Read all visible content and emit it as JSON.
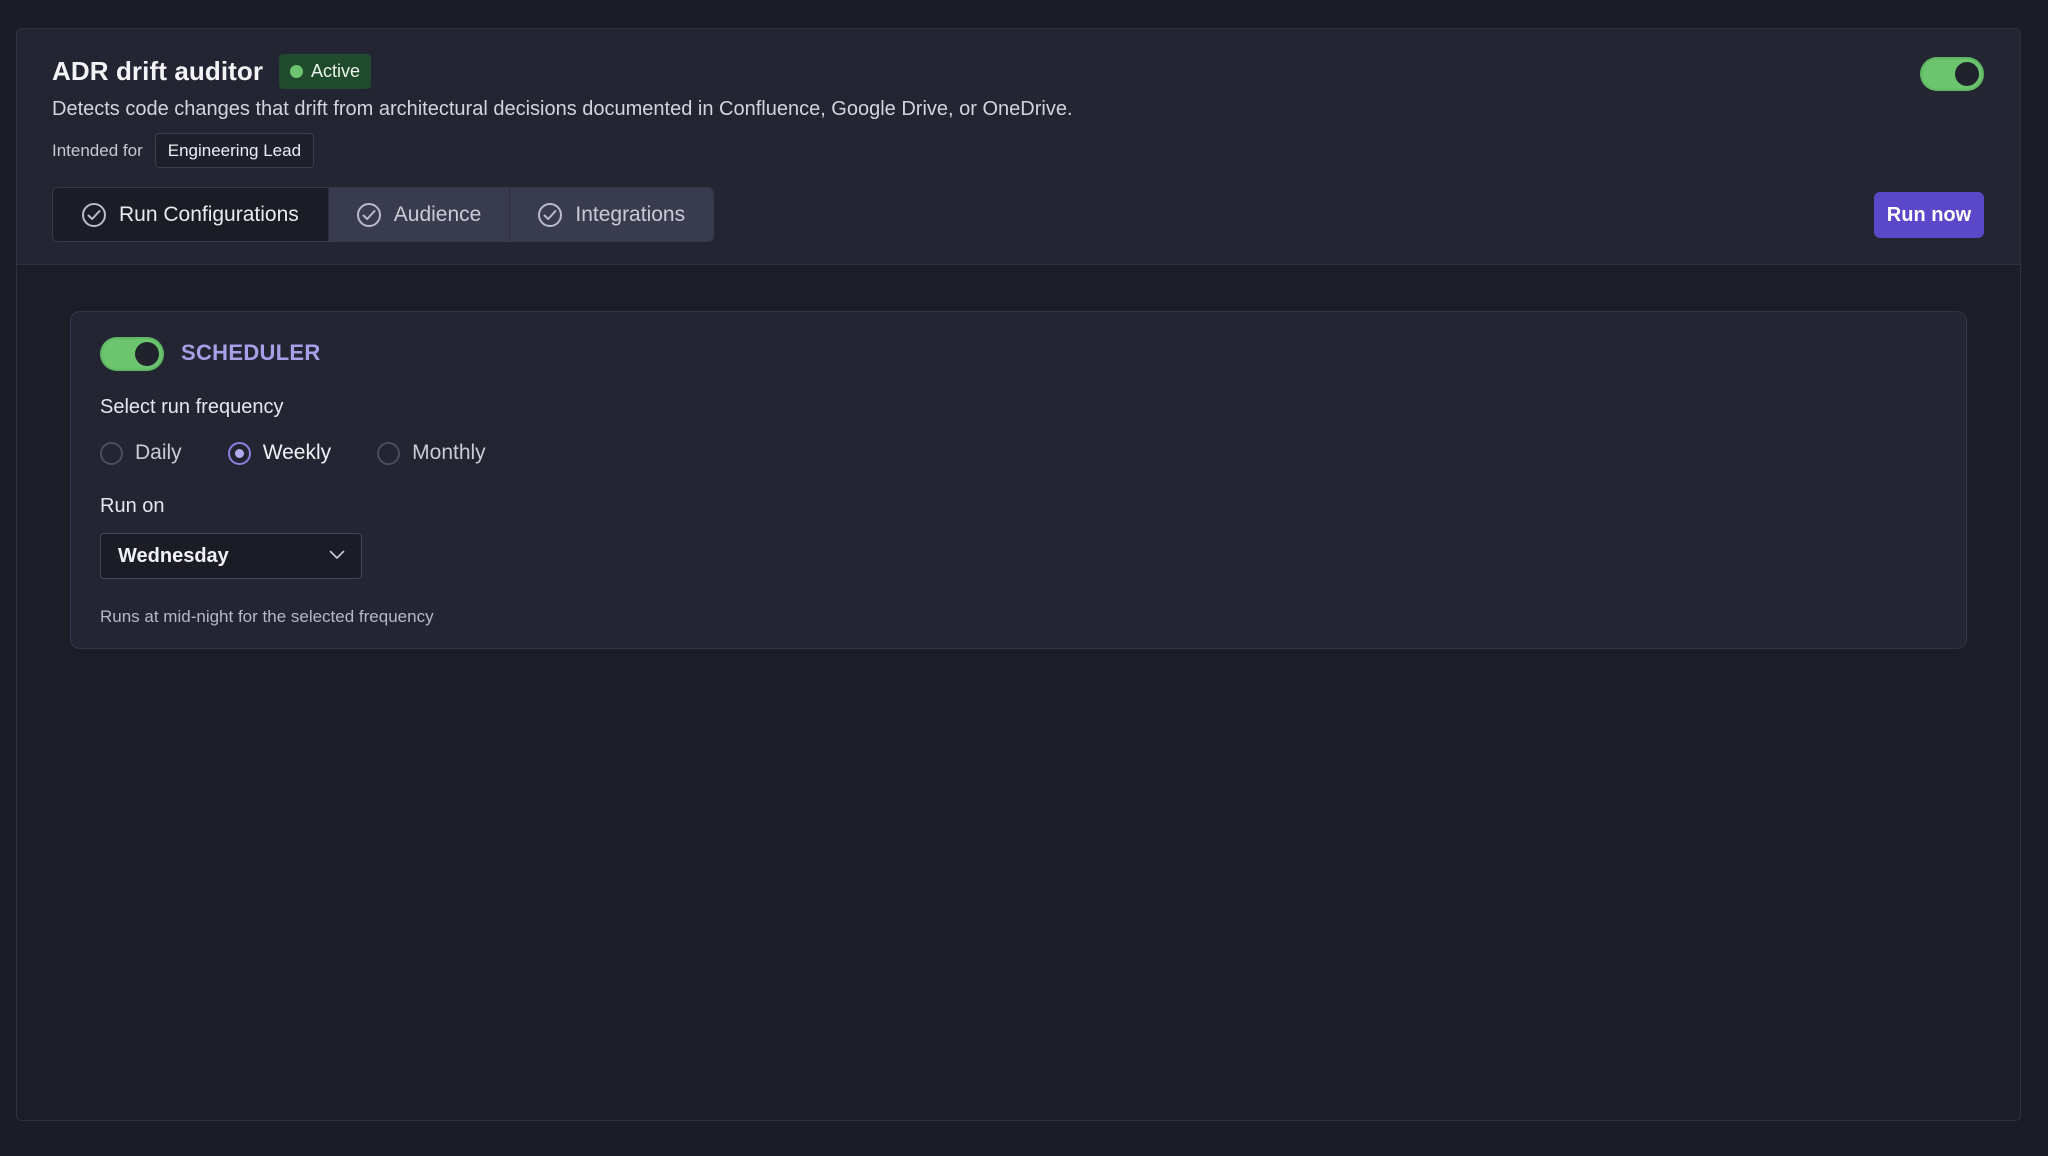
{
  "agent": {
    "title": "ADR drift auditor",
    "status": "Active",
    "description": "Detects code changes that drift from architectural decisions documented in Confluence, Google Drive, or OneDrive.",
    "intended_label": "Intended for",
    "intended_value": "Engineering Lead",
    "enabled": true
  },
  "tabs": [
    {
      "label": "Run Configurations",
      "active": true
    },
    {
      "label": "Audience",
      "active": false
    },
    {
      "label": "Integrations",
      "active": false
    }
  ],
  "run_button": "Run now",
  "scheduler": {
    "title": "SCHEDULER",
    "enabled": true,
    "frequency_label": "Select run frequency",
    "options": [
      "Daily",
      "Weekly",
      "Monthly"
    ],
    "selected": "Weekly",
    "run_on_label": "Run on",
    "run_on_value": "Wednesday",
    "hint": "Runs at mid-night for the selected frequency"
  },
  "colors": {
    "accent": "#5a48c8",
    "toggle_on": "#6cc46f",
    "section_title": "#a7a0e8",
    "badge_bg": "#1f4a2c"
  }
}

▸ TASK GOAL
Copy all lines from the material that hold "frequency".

▸ RESPONSE
    "frequency_label": "Select run frequency",
    "hint": "Runs at mid-night for the selected frequency"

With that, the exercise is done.